A Privacy Impact Assessment (PIA) is a way for any organisation to identify and manage privacy risks arising from a new venture that collects, uses, and/or handles personal information.
An organisation which carries out a PIA before venturing into a new proposal, product, service, system, website, or business idea can identify privacy risks or vulnerabilities, take steps to mitigate them, and improve its systems for managing privacy protection.
This can help to ensure that the business or organisation’s obligations under the Privacy Act 2020 are being fulfilled and reduce the chances of a damaging privacy breach.
What is a PIA?
“Privacy Impact Assessment” is a commonly used term, referring to any method of identifying the privacy implications of a venture that involves personal information.
Some key considerations in a privacy impact assessment may include:
- what effects will the venture / idea / proposal have on privacy;
- will it comply with the requirements of the Privacy Act; and
- what privacy risks may arise and how will those be managed or mitigated.
Who completes a PIA?
The considerations in a PIA will be unique to each business and organisation. To be effective, a PIA needs to be completed by those within the business who best understand the goals, processes, and potential effects of the project being assessed. This may involve drawing on expertise from various people within different parts of the organisation.
The outcome of the assessment will create specific and targeted actions points that can be integrated into the organisation in future to ensure they are consistent within existing risk-management frameworks.
What does a PIA look like?
The Office of the Privacy Commissioner provides a toolkit to help organisations starting the PIA process, including an initial assessment about whether or not to do a PIA at all. This can be a useful starting point for your organisation to work from.

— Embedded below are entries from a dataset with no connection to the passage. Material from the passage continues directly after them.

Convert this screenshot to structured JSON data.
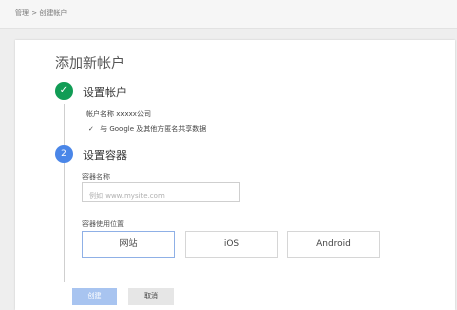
{
  "breadcrumb": "管理 > 创建帐户",
  "title": "添加新帐户",
  "step1": {
    "icon": "✓",
    "title": "设置帐户",
    "account_label": "帐户名称",
    "account_value": "xxxxx公司",
    "share_check": "✓",
    "share_text": "与 Google 及其他方匿名共享数据"
  },
  "step2": {
    "number": "2",
    "title": "设置容器",
    "container_name_label": "容器名称",
    "container_name_placeholder": "例如 www.mysite.com",
    "container_name_value": "",
    "usage_label": "容器使用位置",
    "options": [
      "网站",
      "iOS",
      "Android"
    ]
  },
  "buttons": {
    "create": "创建",
    "cancel": "取消"
  }
}
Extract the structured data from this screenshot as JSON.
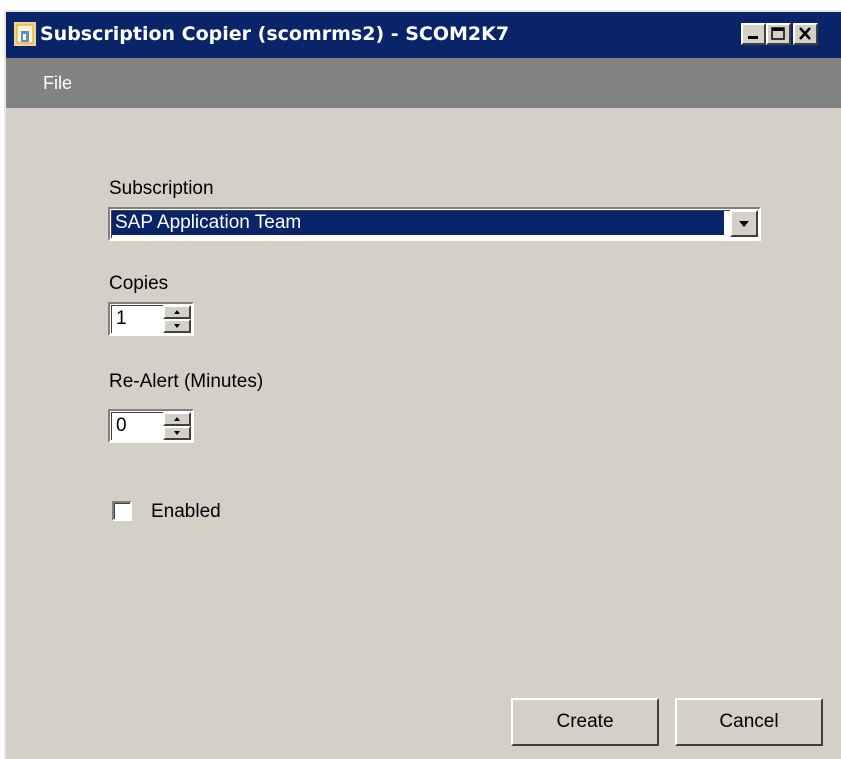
{
  "window": {
    "title": "Subscription Copier (scomrms2) - SCOM2K7",
    "controls": [
      "minimize-icon",
      "maximize-icon",
      "close-icon"
    ]
  },
  "menu": {
    "file": "File"
  },
  "form": {
    "subscription_label": "Subscription",
    "subscription_value": "SAP Application Team",
    "copies_label": "Copies",
    "copies_value": "1",
    "realert_label": "Re-Alert (Minutes)",
    "realert_value": "0",
    "enabled_label": "Enabled",
    "enabled_checked": false
  },
  "buttons": {
    "create": "Create",
    "cancel": "Cancel"
  },
  "colors": {
    "titlebar": "#0a246a",
    "menubar": "#838383",
    "window_bg": "#d4d0c8",
    "selection": "#0a246a"
  }
}
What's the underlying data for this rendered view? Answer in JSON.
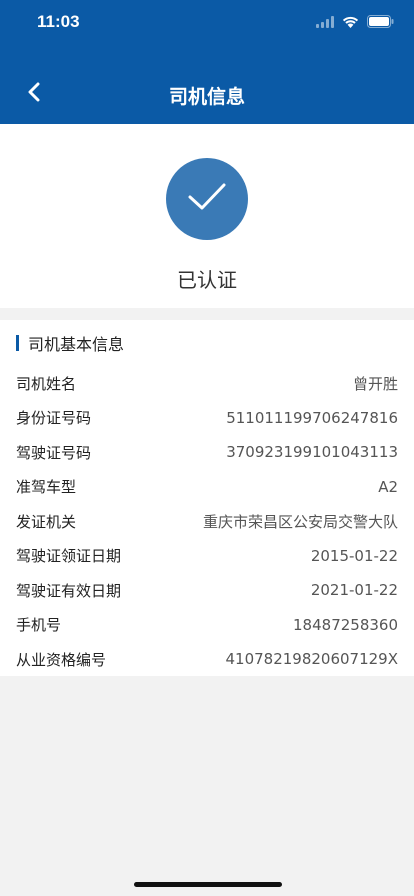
{
  "status_bar": {
    "time": "11:03"
  },
  "nav": {
    "title": "司机信息"
  },
  "verification": {
    "status_label": "已认证"
  },
  "section": {
    "title": "司机基本信息"
  },
  "fields": [
    {
      "label": "司机姓名",
      "value": "曾开胜"
    },
    {
      "label": "身份证号码",
      "value": "511011199706247816"
    },
    {
      "label": "驾驶证号码",
      "value": "370923199101043113"
    },
    {
      "label": "准驾车型",
      "value": "A2"
    },
    {
      "label": "发证机关",
      "value": "重庆市荣昌区公安局交警大队"
    },
    {
      "label": "驾驶证领证日期",
      "value": "2015-01-22"
    },
    {
      "label": "驾驶证有效日期",
      "value": "2021-01-22"
    },
    {
      "label": "手机号",
      "value": "18487258360"
    },
    {
      "label": "从业资格编号",
      "value": "41078219820607129X"
    }
  ],
  "colors": {
    "header_bg": "#0b5aa6",
    "check_circle": "#3a7ab6",
    "section_bar": "#0b5aa6"
  },
  "icons": [
    "back-chevron-icon",
    "check-icon",
    "wifi-icon",
    "battery-icon"
  ]
}
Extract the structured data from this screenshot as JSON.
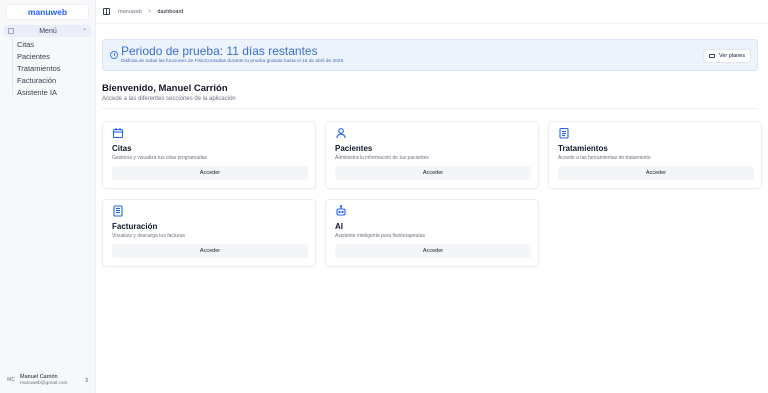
{
  "sidebar": {
    "brand": "manuweb",
    "menu_label": "Menú",
    "items": [
      {
        "label": "Citas"
      },
      {
        "label": "Pacientes"
      },
      {
        "label": "Tratamientos"
      },
      {
        "label": "Facturación"
      },
      {
        "label": "Asistente IA"
      }
    ],
    "user": {
      "initials": "MC",
      "name": "Manuel Carrión",
      "email": "manuweb@gmail.com"
    }
  },
  "breadcrumb": {
    "root": "manuweb",
    "separator": ">",
    "current": "dashboard"
  },
  "trial": {
    "title": "Periodo de prueba: 11 días restantes",
    "description": "Disfruta de todas las funciones de FisioConsultas durante tu prueba gratuita hasta el 16 de abril de 2025.",
    "button_label": "Ver planes"
  },
  "welcome": {
    "title": "Bienvenido, Manuel Carrión",
    "subtitle": "Accede a las diferentes secciones de la aplicación"
  },
  "cards": [
    {
      "title": "Citas",
      "description": "Gestiona y visualiza tus citas programadas",
      "button": "Acceder",
      "icon": "calendar-icon"
    },
    {
      "title": "Pacientes",
      "description": "Administra la información de tus pacientes",
      "button": "Acceder",
      "icon": "user-icon"
    },
    {
      "title": "Tratamientos",
      "description": "Accede a las herramientas de tratamiento",
      "button": "Acceder",
      "icon": "clipboard-icon"
    },
    {
      "title": "Facturación",
      "description": "Visualiza y descarga tus facturas",
      "button": "Acceder",
      "icon": "document-icon"
    },
    {
      "title": "AI",
      "description": "Asistente inteligente para fisioterapeutas",
      "button": "Acceder",
      "icon": "robot-icon"
    }
  ],
  "colors": {
    "accent": "#2563eb",
    "trial_bg": "#edf3fc"
  }
}
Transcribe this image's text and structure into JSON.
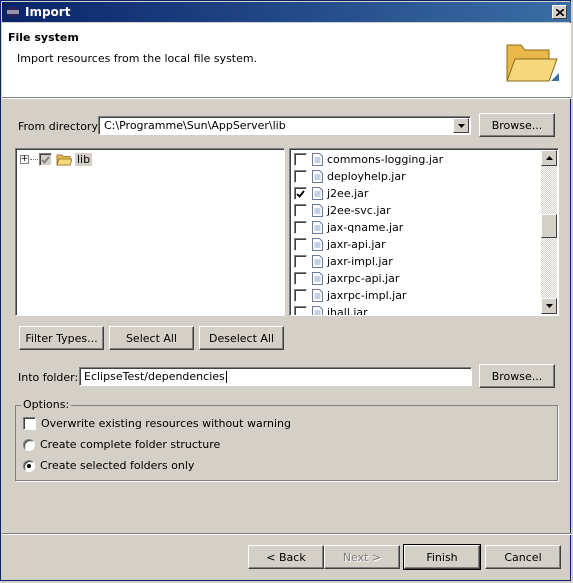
{
  "window": {
    "title": "Import"
  },
  "header": {
    "title": "File system",
    "description": "Import resources from the local file system."
  },
  "from_directory": {
    "label": "From directory:",
    "value": "C:\\Programme\\Sun\\AppServer\\lib",
    "browse_label": "Browse..."
  },
  "tree": {
    "items": [
      {
        "label": "lib",
        "checked": "partial"
      }
    ]
  },
  "files": [
    {
      "name": "commons-logging.jar",
      "checked": false
    },
    {
      "name": "deployhelp.jar",
      "checked": false
    },
    {
      "name": "j2ee.jar",
      "checked": true
    },
    {
      "name": "j2ee-svc.jar",
      "checked": false
    },
    {
      "name": "jax-qname.jar",
      "checked": false
    },
    {
      "name": "jaxr-api.jar",
      "checked": false
    },
    {
      "name": "jaxr-impl.jar",
      "checked": false
    },
    {
      "name": "jaxrpc-api.jar",
      "checked": false
    },
    {
      "name": "jaxrpc-impl.jar",
      "checked": false
    },
    {
      "name": "jhall.jar",
      "checked": false
    }
  ],
  "selection_buttons": {
    "filter_types": "Filter Types...",
    "select_all": "Select All",
    "deselect_all": "Deselect All"
  },
  "into_folder": {
    "label": "Into folder:",
    "value": "EclipseTest/dependencies",
    "browse_label": "Browse..."
  },
  "options": {
    "legend": "Options:",
    "overwrite": {
      "label": "Overwrite existing resources without warning",
      "checked": false
    },
    "complete_structure": {
      "label": "Create complete folder structure",
      "selected": false
    },
    "selected_only": {
      "label": "Create selected folders only",
      "selected": true
    }
  },
  "footer": {
    "back": "< Back",
    "next": "Next >",
    "finish": "Finish",
    "cancel": "Cancel"
  }
}
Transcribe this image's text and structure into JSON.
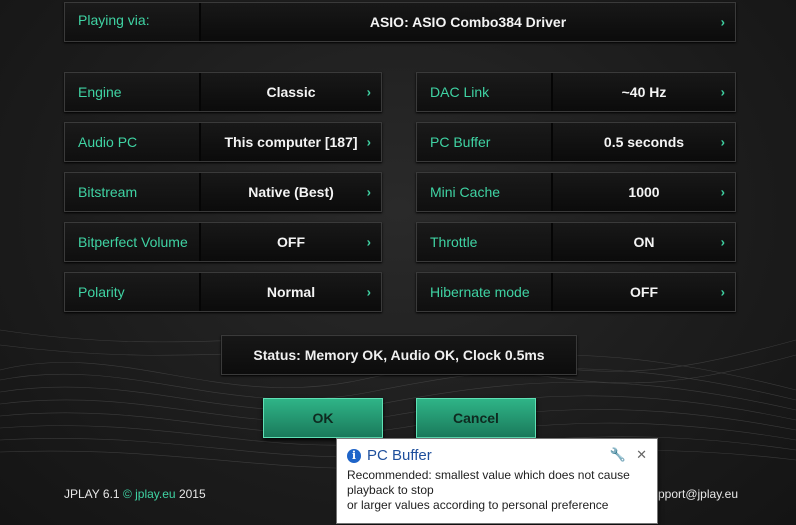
{
  "playing_via": {
    "label": "Playing via:",
    "value": "ASIO: ASIO Combo384 Driver"
  },
  "left_settings": [
    {
      "label": "Engine",
      "value": "Classic"
    },
    {
      "label": "Audio PC",
      "value": "This computer [187]"
    },
    {
      "label": "Bitstream",
      "value": "Native (Best)"
    },
    {
      "label": "Bitperfect Volume",
      "value": "OFF"
    },
    {
      "label": "Polarity",
      "value": "Normal"
    }
  ],
  "right_settings": [
    {
      "label": "DAC Link",
      "value": "~40 Hz"
    },
    {
      "label": "PC Buffer",
      "value": "0.5 seconds"
    },
    {
      "label": "Mini Cache",
      "value": "1000"
    },
    {
      "label": "Throttle",
      "value": "ON"
    },
    {
      "label": "Hibernate mode",
      "value": "OFF"
    }
  ],
  "chevron": "›",
  "status": "Status: Memory OK, Audio OK, Clock 0.5ms",
  "buttons": {
    "ok": "OK",
    "cancel": "Cancel"
  },
  "footer": {
    "version": "JPLAY 6.1",
    "copyright": "© jplay.eu",
    "year": "2015",
    "support": "pport@jplay.eu"
  },
  "tooltip": {
    "title": "PC Buffer",
    "body_line1": "Recommended: smallest value which does not cause",
    "body_line2": "playback to stop",
    "body_line3": "or larger values according to personal preference",
    "icons": [
      "info-icon",
      "wrench-icon",
      "close-icon"
    ]
  },
  "colors": {
    "accent": "#3fd3a3",
    "button": "#2fb487"
  }
}
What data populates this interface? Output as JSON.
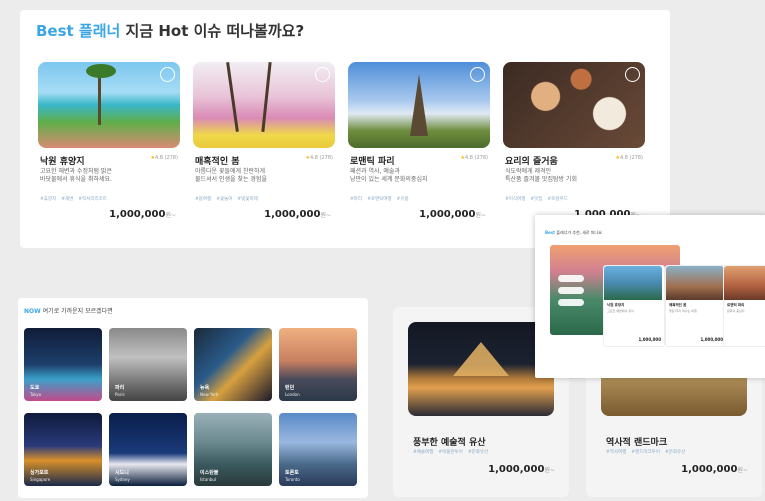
{
  "best": {
    "title_accent": "Best 플래너",
    "title_rest": " 지금 Hot 이슈 떠나볼까요?",
    "cards": [
      {
        "name": "낙원 휴양지",
        "rating": "4.8 (278)",
        "desc": "고요한 해변과 수정처럼 맑은\n바닷물에서 휴식을 취하세요.",
        "tags": [
          "#휴양지",
          "#해변",
          "#럭셔리리조트"
        ],
        "price": "1,000,000",
        "unit": "원~"
      },
      {
        "name": "매혹적인 봄",
        "rating": "4.8 (278)",
        "desc": "아름다운 꽃들에게 찬란하게\n물드셔서 인생을 찾는 경험을",
        "tags": [
          "#봄여행",
          "#꽃놀이",
          "#벚꽃축제"
        ],
        "price": "1,000,000",
        "unit": "원~"
      },
      {
        "name": "로맨틱 파리",
        "rating": "4.8 (278)",
        "desc": "패션과 역사, 예술과\n낭만이 있는 세계 문화의중심지",
        "tags": [
          "#파리",
          "#로맨틱여행",
          "#유럽"
        ],
        "price": "1,000,000",
        "unit": "원~"
      },
      {
        "name": "요리의 즐거움",
        "rating": "4.8 (278)",
        "desc": "식도락에게 제격인\n특산품 즐겨볼 맛집탐방 기회",
        "tags": [
          "#미식여행",
          "#맛집",
          "#로컬푸드"
        ],
        "price": "1,000,000",
        "unit": "원~"
      }
    ]
  },
  "now": {
    "title_accent": "NOW",
    "title_rest": " 여기로 가까운지 모르겠다면",
    "tiles": [
      {
        "label": "도쿄",
        "sub": "Tokyo"
      },
      {
        "label": "파리",
        "sub": "Paris"
      },
      {
        "label": "뉴욕",
        "sub": "New York"
      },
      {
        "label": "런던",
        "sub": "London"
      },
      {
        "label": "싱가포르",
        "sub": "Singapore"
      },
      {
        "label": "시드니",
        "sub": "Sydney"
      },
      {
        "label": "이스탄불",
        "sub": "Istanbul"
      },
      {
        "label": "토론토",
        "sub": "Toronto"
      }
    ]
  },
  "culture": [
    {
      "title": "풍부한 예술적 유산",
      "tags": [
        "#예술여행",
        "#박물관투어",
        "#문화유산"
      ],
      "price": "1,000,000",
      "unit": "원~"
    },
    {
      "title": "역사적 랜드마크",
      "tags": [
        "#역사여행",
        "#랜드마크투어",
        "#문화유산"
      ],
      "price": "1,000,000",
      "unit": "원~"
    }
  ],
  "overlay": {
    "title_accent": "Best",
    "title_rest": " 플래너가 추천, 새로 떠나요",
    "cards": [
      {
        "name": "낙원 휴양지",
        "desc": "고요한 해변에서 휴식",
        "price": "1,000,000"
      },
      {
        "name": "매혹적인 봄",
        "desc": "꽃길 따라 떠나는 여행",
        "price": "1,000,000"
      },
      {
        "name": "로맨틱 파리",
        "desc": "문화의 중심지",
        "price": "1,000,000"
      }
    ]
  }
}
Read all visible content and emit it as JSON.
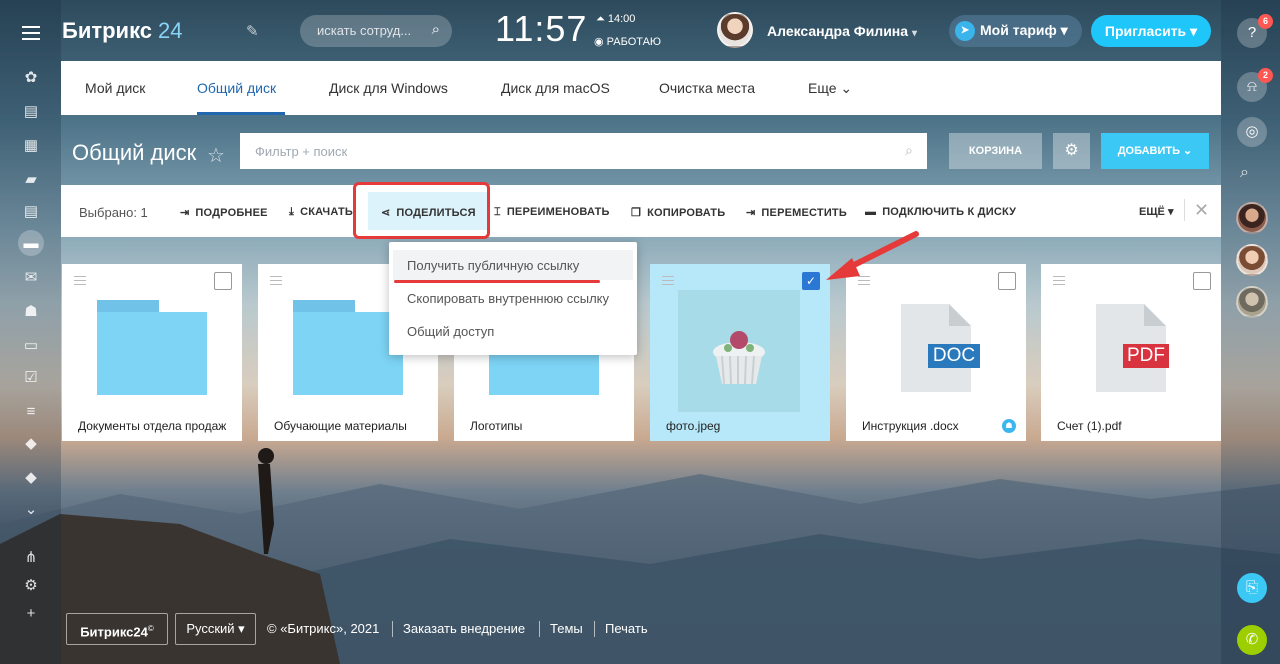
{
  "header": {
    "logo_text": "Битрикс",
    "logo_num": "24",
    "search_placeholder": "искать сотруд...",
    "clock": "11:57",
    "alarm_time": "14:00",
    "work_status": "РАБОТАЮ",
    "user_name": "Александра Филина",
    "user_caret": "▾",
    "tariff_label": "Мой тариф ▾",
    "invite_label": "Пригласить ▾"
  },
  "right_bar": {
    "help_badge": "6",
    "notif_badge": "2"
  },
  "tabs": [
    {
      "label": "Мой диск"
    },
    {
      "label": "Общий диск"
    },
    {
      "label": "Диск для Windows"
    },
    {
      "label": "Диск для macOS"
    },
    {
      "label": "Очистка места"
    },
    {
      "label": "Еще ⌄"
    }
  ],
  "page": {
    "title": "Общий диск",
    "filter_placeholder": "Фильтр + поиск",
    "trash_label": "КОРЗИНА",
    "add_label": "ДОБАВИТЬ ⌄"
  },
  "action_bar": {
    "selected": "Выбрано: 1",
    "actions": [
      {
        "label": "ПОДРОБНЕЕ",
        "icon": "⇥"
      },
      {
        "label": "СКАЧАТЬ",
        "icon": "⤓"
      },
      {
        "label": "ПОДЕЛИТЬСЯ",
        "icon": "⋖"
      },
      {
        "label": "ПЕРЕИМЕНОВАТЬ",
        "icon": "⌶"
      },
      {
        "label": "КОПИРОВАТЬ",
        "icon": "❐"
      },
      {
        "label": "ПЕРЕМЕСТИТЬ",
        "icon": "⇥"
      },
      {
        "label": "ПОДКЛЮЧИТЬ К ДИСКУ",
        "icon": "▬"
      }
    ],
    "more_label": "ЕЩЁ ▾"
  },
  "share_menu": {
    "items": [
      {
        "label": "Получить публичную ссылку"
      },
      {
        "label": "Скопировать внутреннюю ссылку"
      },
      {
        "label": "Общий доступ"
      }
    ]
  },
  "files": [
    {
      "name": "Документы отдела продаж",
      "kind": "folder",
      "selected": false
    },
    {
      "name": "Обучающие материалы",
      "kind": "folder",
      "selected": false
    },
    {
      "name": "Логотипы",
      "kind": "folder",
      "selected": false
    },
    {
      "name": "фото.jpeg",
      "kind": "image",
      "selected": true
    },
    {
      "name": "Инструкция .docx",
      "kind": "doc",
      "tag": "DOC",
      "tag_color": "#2b79bd",
      "selected": false
    },
    {
      "name": "Счет (1).pdf",
      "kind": "pdf",
      "tag": "PDF",
      "tag_color": "#d9333f",
      "selected": false
    }
  ],
  "footer": {
    "brand": "Битрикс24",
    "brand_mark": "©",
    "language": "Русский ▾",
    "copyright": "© «Битрикс», 2021",
    "links": [
      "Заказать внедрение",
      "Темы",
      "Печать"
    ]
  },
  "colors": {
    "accent": "#2067b0",
    "primary_button": "#3bc8f5",
    "highlight_red": "#e63a3a"
  }
}
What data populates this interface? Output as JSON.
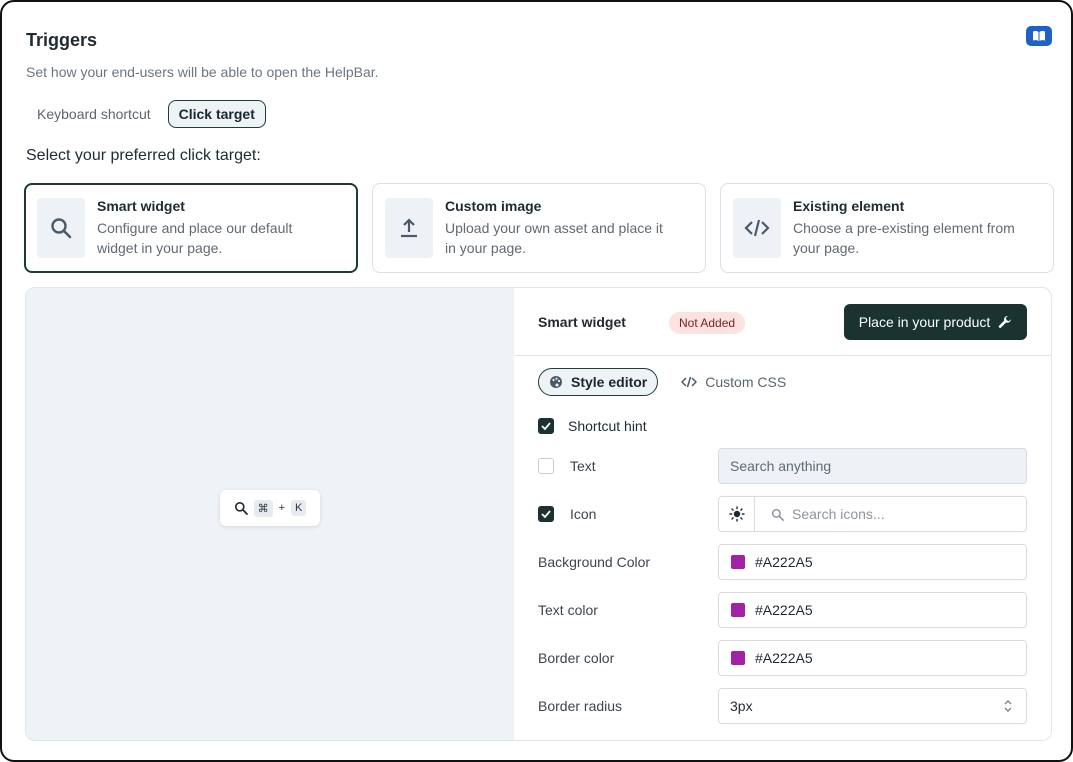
{
  "header": {
    "title": "Triggers",
    "subtitle": "Set how your end-users will be able to open the HelpBar."
  },
  "icons": {
    "docs": "book-icon",
    "search": "search-icon",
    "upload": "upload-icon",
    "code": "code-icon",
    "wrench": "wrench-icon",
    "palette": "palette-icon",
    "sun": "sun-icon",
    "chevrons": "chevron-up-down-icon"
  },
  "trigger_tabs": [
    {
      "label": "Keyboard shortcut",
      "active": false
    },
    {
      "label": "Click target",
      "active": true
    }
  ],
  "section_label": "Select your preferred click target:",
  "cards": [
    {
      "title": "Smart widget",
      "desc": "Configure and place our default widget in your page.",
      "selected": true
    },
    {
      "title": "Custom image",
      "desc": "Upload your own asset and place it in your page.",
      "selected": false
    },
    {
      "title": "Existing element",
      "desc": "Choose a pre-existing element from your page.",
      "selected": false
    }
  ],
  "preview": {
    "shortcut_key1": "⌘",
    "plus": "+",
    "shortcut_key2": "K"
  },
  "settings": {
    "title": "Smart widget",
    "status_badge": "Not Added",
    "place_button": "Place in your product",
    "tabs": [
      {
        "label": "Style editor",
        "active": true
      },
      {
        "label": "Custom CSS",
        "active": false
      }
    ],
    "shortcut_hint": {
      "label": "Shortcut hint",
      "checked": true
    },
    "text": {
      "label": "Text",
      "checked": false,
      "value": "Search anything"
    },
    "icon": {
      "label": "Icon",
      "checked": true,
      "placeholder": "Search icons..."
    },
    "background_color": {
      "label": "Background Color",
      "value": "#A222A5"
    },
    "text_color": {
      "label": "Text color",
      "value": "#A222A5"
    },
    "border_color": {
      "label": "Border color",
      "value": "#A222A5"
    },
    "border_radius": {
      "label": "Border radius",
      "value": "3px"
    }
  },
  "colors": {
    "accent_dark": "#1A3330",
    "docs_blue": "#1D62C4",
    "swatch": "#A222A5",
    "badge_bg": "#FDE2E2"
  }
}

Ideally, however, a PIA will be tailored to your organisation’s style and way of working. Usually the detail and content of an effective PIA is aligned with the complexity and risks of the relevant proposal, product, service, system, website, or idea.
Why and when to do a PIA
In practice, many organisations leave any consideration of privacy impacts until the end of the development process. If privacy risks are only identified at that late stage, it can be too late to implement any meaningful change to manage or mitigate privacy risks. It also weakens the overall effectiveness of doing a PIA at all.
Carrying out a PIA during the early stages of a project will ensure that privacy risks are identified at a time when the development and design can be modified to ensure privacy is protected – often called “privacy by design”. When privacy protection is built in at the design stage, it avoids expensive time-consuming hurdles later.
More than just ticking a box
People care about how organisations handle their personal information. Improving the ways you store, collect, and handle that information can create greater customer trust and satisfaction, and show customers/clients that your organisation does what it says it will.
Completing a PIA is more than just a box-ticking exercise – it’s a worthwhile process which should be completed as early as possible to ensure that your organisation is fully invested in protecting privacy when carrying out new ventures.
Duncan Cotterill’s specialist data protection and privacy lawyers can assist your organisation to complete a PIA and help you to mitigate and manage potential risks identified by that assessment.
For more information, please contact a member of our Data Protection and Privacy team.
Disclaimer: the content of this article is general in nature and not intended as a substitute for specific professional advice on any matter and should not be relied upon for that purpose.